Like most kopitiam or hawker stall owners, my father started Soon Soon Teochew Porridge for simple reasons: to support the family and provide jobs for his siblings. As a bona-fide kampong man of earlier generations, he had modest ambitions growing up. The most natural thing for him to do was to carry out his responsibilities as eldest son of the family through his lifelong passion—food.

In the nineties, he dabbled in Chinese seafood, fish soup and fried beehoon with probably as much business sense or knowledge of running a stall as a baby would know how to walk. He fell many times and chalked up debts, but they never deterred him from pursuing the only thing he knew how to do to the best of his abilities, “to cook, as to live is to eat well and full,” he always says.

Soon Soon Teochew Porridge neighbour

Thankfully, things took a turn for the better. Perhaps his failed businesses were simply invaluable lessons paid to the school of life. Settling down with Teochew Muay (Teochew Porridge) in 1997, he finally chose the food he grew up eating to be the story of the rest of his life. For an uneducated man like himself, it was never about cookbooks but trial-and-error from memories of old recipes or endless conversations with suppliers and relatives. He picked out personal insights from everywhere and taught himself how to cook through taste.

Soon Soon Teochew Porridge neighbour

We vaguely remember delivering food to relatives and friends as a family, seeking their opinions on his version of the pek dou her (steamed fish), bak chor (minced pork), kiam cai (salted vegetable), homemade fish cake and braised duck. All were classic Teochew Muay dishes. He was particular about getting his flavours right and did not let a feedback slide.

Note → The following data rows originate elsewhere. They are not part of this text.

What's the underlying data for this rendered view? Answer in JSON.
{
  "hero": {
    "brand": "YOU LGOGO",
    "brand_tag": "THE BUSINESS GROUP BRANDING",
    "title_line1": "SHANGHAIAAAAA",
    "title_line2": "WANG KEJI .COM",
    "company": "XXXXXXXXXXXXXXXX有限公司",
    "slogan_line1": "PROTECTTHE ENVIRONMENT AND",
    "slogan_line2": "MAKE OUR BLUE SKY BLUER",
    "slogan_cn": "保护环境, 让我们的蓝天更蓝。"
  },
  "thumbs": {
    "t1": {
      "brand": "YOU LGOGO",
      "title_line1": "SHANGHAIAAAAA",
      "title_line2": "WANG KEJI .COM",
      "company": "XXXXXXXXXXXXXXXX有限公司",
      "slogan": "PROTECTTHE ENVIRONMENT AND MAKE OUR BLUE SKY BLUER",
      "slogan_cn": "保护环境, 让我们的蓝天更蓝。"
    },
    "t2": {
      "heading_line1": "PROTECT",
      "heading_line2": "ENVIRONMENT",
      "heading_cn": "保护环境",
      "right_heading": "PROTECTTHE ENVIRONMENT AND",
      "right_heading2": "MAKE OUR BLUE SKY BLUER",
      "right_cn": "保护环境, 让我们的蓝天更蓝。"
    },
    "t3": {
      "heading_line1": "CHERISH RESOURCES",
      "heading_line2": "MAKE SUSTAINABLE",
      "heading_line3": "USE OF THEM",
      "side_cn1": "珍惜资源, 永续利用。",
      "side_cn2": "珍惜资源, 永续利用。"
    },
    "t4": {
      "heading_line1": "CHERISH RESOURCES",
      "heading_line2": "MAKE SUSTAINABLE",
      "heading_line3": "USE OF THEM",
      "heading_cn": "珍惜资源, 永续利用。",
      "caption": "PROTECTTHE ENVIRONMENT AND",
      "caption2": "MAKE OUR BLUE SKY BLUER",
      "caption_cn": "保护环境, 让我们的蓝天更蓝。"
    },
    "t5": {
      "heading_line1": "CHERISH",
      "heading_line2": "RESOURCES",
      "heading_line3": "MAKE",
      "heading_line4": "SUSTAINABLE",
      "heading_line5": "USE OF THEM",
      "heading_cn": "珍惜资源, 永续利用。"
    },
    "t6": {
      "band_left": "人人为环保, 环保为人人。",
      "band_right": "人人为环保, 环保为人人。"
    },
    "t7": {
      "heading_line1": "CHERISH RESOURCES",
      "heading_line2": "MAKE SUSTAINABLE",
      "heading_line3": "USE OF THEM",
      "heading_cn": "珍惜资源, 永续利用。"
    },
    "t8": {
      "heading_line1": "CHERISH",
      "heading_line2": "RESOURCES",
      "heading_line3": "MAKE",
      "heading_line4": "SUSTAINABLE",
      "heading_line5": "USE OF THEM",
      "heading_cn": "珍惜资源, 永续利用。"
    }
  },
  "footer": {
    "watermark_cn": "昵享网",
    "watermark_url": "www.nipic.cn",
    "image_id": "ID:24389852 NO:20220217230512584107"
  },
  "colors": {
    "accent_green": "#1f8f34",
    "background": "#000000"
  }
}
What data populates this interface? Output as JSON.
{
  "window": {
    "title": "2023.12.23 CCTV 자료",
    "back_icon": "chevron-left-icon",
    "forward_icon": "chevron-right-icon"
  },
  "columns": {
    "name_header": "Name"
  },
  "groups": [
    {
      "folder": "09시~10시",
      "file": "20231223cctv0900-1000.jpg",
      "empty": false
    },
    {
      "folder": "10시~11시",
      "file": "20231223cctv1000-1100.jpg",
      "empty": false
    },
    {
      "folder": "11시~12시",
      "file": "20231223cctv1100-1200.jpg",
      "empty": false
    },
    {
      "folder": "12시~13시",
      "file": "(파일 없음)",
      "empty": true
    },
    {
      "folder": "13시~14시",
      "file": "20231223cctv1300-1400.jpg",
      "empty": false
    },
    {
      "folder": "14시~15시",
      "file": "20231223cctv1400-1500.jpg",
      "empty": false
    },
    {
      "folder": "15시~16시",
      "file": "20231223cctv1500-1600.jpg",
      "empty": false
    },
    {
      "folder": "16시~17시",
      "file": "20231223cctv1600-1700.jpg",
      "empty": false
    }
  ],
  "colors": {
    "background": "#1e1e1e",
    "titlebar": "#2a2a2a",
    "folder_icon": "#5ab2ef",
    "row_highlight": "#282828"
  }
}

I have learnt that Teochew Muay has to be of a certain level of doneness, and served just slightly below boiling temperature. Scooping porridge free hand is an art in itself, as it is important to proportion the soup and rice to the right ratio. The zap (soup) from the porridge in turn creates a comfortable blandness (said to be nutritious and good for health), topped with dishes of maximised flavours. This combination has never failed to warm my heart.

Visit Soon Soon Teochew Porridge at 13 Simon Road, Singapore.

Read more in The U Press N˚1 (Singapore edition).